During the year there are four cardinal feasts – Easter, Midsummer, Michaelmas and Christmas. These feast days were not established without reason, by chance. They are closely related to annual cycles of the Earth and have existed since the earliest times, but under other names. Christians did not invent them, they did not establish the feast days, they merely repeated old customs whose origin lies in prehistory. Over the course of the year as the sun moves around the circle of the zodiac it travels through four important points – called cardinal points – the solstices and equinoxes.
The equinoxes correspond to the two days of the year when the sun crosses the equator and day and night are of equal length. These two days are March 21 and September 21. The solstices, on the other hand, correspond to the two days on which the angle between the sun and the equator is at its maximum. These are December 21, the winter solstice and the shortest day of the year, and June 21, the summer solstice and the longest day of the year (in the northern hemisphere).

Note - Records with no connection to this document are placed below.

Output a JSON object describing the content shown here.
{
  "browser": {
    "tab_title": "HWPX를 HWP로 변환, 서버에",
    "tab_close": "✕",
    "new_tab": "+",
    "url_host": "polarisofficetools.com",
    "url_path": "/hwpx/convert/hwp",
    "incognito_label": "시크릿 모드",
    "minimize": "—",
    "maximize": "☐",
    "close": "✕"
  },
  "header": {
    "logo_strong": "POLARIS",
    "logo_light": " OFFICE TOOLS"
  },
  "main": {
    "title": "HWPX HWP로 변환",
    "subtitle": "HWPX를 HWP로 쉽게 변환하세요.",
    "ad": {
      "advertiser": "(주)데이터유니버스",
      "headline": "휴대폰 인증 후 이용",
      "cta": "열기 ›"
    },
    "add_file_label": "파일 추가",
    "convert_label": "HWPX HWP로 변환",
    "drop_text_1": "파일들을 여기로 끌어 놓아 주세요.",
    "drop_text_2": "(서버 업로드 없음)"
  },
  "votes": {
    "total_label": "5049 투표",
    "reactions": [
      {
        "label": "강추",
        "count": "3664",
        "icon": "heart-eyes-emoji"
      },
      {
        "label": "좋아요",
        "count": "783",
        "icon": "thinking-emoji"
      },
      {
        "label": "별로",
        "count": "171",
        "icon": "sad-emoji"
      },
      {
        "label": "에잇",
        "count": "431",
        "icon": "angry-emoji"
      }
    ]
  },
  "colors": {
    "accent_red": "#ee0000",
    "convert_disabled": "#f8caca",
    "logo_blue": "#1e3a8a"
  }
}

These four points, the solstices and the equinoxes, correspond with four so-called cardinal feasts: Christmas, Easter, St John’s and Michaelmas. These feast-days were instituted by the initiates as a reminder to human beings that, on those days, the sun sets particularly powerful currents in motion in the universe and that, if they are aware of them, human beings can draw on these currents and use them to advance their evolution. The passage from one season to the next occurs at these four points, each of which is a nexus of extraordinary forces particular to each season. The seasonal forces are organized and regulated by very powerful spirits, under the command of which are many lesser spirits whose task is to distribute these energies and forces to every part of the planet.
On about June 21, with the summer solstice, we enter the period in which light triumphs over darkness, and a few days later, on June 24, we celebrate the feast-day of St John. On that day it is customary to light fires that burn all night. The summer solstice is ruled by Archangel Uriel. The Church never mentions this archangel, and you might well wonder why. Archangels Gabriel, Raphael and Michael, who preside over the three great feasts of the winter solstice and the spring and autumn equinoxes, are all familiar to Christians, but Uriel is almost unknown. Uriel is an archangel of light; his name means ‘God is my light’. The feast of St John coincides with the moment when the sun enters Cancer – the sign in which Venus is in exaltation – and this is no chance coincidence, for the feast of St John is the feast of fire, the feast of the summer heat, which ripens fruit and all other things in nature. In summer, nature is on fire. But this fire is also the fire of physical, sensual love, and it is well known that, in some countries, the night of St John was the occasion for all kinds of sexual excesses. This, no doubt, is why the Church has always preferred not to give prominence to Archangel Uriel and the celebration of the summer solstice.
In addition to the four Archangels, Initiatic science also links the cardinal points with four planets and certain Sephira in the Sephirotic Tree:
- Easter – Raphael – Mercury (Sephira Hod)
- St. John – Uriel – Earth (Sephira Malkout)
- Michaelmas (Saint Michel) – Mikhael – The Sun (Sephira Tiphareth)
- Christmas – Gabriel – The Moon (Sephira Yesod)
Omraam Mikhaël Aïvanhov
Complete Works Book 32 The Fruits of the Tree of Life